This creates an opportunity to use these colors in a strategic way to get the attention of customers and guide their actions.

CTA Example – Commonly Used Colors:

The use of white and blue for CTAs may align with the brand’s core colors but they’re not well highlighted making them easy to miss. 

 

CTA Example – Uncommon Colors:

Here we have a brand that’s utilizing a bright yellow that’s less common and also provides a high level of contrast with imagery to attract customers to it on the page. 

 

Use Data To Build A Stronger Brand

With the wide range of elements that make up a brand, it’s easy to lose sight of the impact that each individual piece has in connecting with customers. As we’ve shown here, with the help of data and research you can uncover opportunities to improve your brand communication in ways your competitors may have missed.

Of course, the insights we uncovered here aren’t perfect for every audience and every situation. To prove that out, you need to implement the ideas and test them. But no matter what, it provides a jumping off point for areas where most brands can stand to improve.

The important thing is to keep finding ways to access data to improve your strategy and decision making with your brand. The better you understand those elements and align them with your target customers, the more you’ll increase engagement, and the more your brand will grow. 

 

Get Help Connecting With Your Customers

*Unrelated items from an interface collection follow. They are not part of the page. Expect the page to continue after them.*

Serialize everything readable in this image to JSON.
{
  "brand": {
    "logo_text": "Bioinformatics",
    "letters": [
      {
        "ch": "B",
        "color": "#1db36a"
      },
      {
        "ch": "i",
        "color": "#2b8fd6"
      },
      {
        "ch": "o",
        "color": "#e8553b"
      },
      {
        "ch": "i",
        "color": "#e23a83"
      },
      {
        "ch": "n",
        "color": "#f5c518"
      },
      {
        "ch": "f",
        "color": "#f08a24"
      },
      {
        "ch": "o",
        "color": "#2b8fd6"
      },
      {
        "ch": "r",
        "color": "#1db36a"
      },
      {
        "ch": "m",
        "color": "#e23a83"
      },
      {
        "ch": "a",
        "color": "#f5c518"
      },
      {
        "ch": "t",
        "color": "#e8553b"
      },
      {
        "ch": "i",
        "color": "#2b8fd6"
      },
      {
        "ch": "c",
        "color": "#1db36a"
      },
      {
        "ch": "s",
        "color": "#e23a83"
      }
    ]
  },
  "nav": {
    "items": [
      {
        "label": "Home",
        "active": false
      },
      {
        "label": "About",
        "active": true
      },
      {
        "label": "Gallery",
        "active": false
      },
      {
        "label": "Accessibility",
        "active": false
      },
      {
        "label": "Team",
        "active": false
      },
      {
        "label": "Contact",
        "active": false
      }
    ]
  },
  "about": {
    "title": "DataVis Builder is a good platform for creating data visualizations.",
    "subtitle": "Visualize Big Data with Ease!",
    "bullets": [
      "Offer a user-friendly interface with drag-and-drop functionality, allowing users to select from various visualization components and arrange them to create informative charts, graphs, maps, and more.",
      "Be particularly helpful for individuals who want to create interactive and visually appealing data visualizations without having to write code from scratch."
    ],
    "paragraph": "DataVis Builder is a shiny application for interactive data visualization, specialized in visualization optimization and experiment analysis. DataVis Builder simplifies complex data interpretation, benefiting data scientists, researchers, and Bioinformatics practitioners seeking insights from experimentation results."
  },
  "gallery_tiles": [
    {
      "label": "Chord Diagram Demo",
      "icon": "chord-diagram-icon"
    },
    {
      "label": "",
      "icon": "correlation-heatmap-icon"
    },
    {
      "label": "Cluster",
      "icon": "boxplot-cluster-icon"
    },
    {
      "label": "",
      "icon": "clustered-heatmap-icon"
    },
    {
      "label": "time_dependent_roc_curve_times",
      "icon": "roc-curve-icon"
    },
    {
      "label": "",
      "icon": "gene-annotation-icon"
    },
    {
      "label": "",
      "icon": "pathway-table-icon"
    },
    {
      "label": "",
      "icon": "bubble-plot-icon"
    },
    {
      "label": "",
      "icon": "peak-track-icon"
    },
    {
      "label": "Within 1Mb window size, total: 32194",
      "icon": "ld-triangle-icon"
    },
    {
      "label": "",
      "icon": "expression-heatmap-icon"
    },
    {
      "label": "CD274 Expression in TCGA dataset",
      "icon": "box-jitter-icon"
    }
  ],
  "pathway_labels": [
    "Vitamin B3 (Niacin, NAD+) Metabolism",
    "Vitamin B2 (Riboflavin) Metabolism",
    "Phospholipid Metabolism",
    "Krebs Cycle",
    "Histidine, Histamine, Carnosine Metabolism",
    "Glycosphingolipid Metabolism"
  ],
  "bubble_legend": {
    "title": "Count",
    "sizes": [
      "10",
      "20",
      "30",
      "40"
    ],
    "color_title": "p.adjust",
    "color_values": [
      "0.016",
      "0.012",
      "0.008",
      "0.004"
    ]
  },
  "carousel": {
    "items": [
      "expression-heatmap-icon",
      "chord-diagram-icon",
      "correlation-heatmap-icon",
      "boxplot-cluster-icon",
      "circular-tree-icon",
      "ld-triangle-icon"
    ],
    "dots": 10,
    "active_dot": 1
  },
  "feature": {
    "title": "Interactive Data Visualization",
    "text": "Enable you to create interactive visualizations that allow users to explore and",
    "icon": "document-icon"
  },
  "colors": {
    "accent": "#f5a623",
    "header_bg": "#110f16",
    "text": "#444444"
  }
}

If you’re ready to build stronger connections with your customers, reach out for a free consultation. We’ll help you transform your best business thinking into an actionable, shareable, growth-oriented guide. Click below to learn more about the Brand Guidebook process.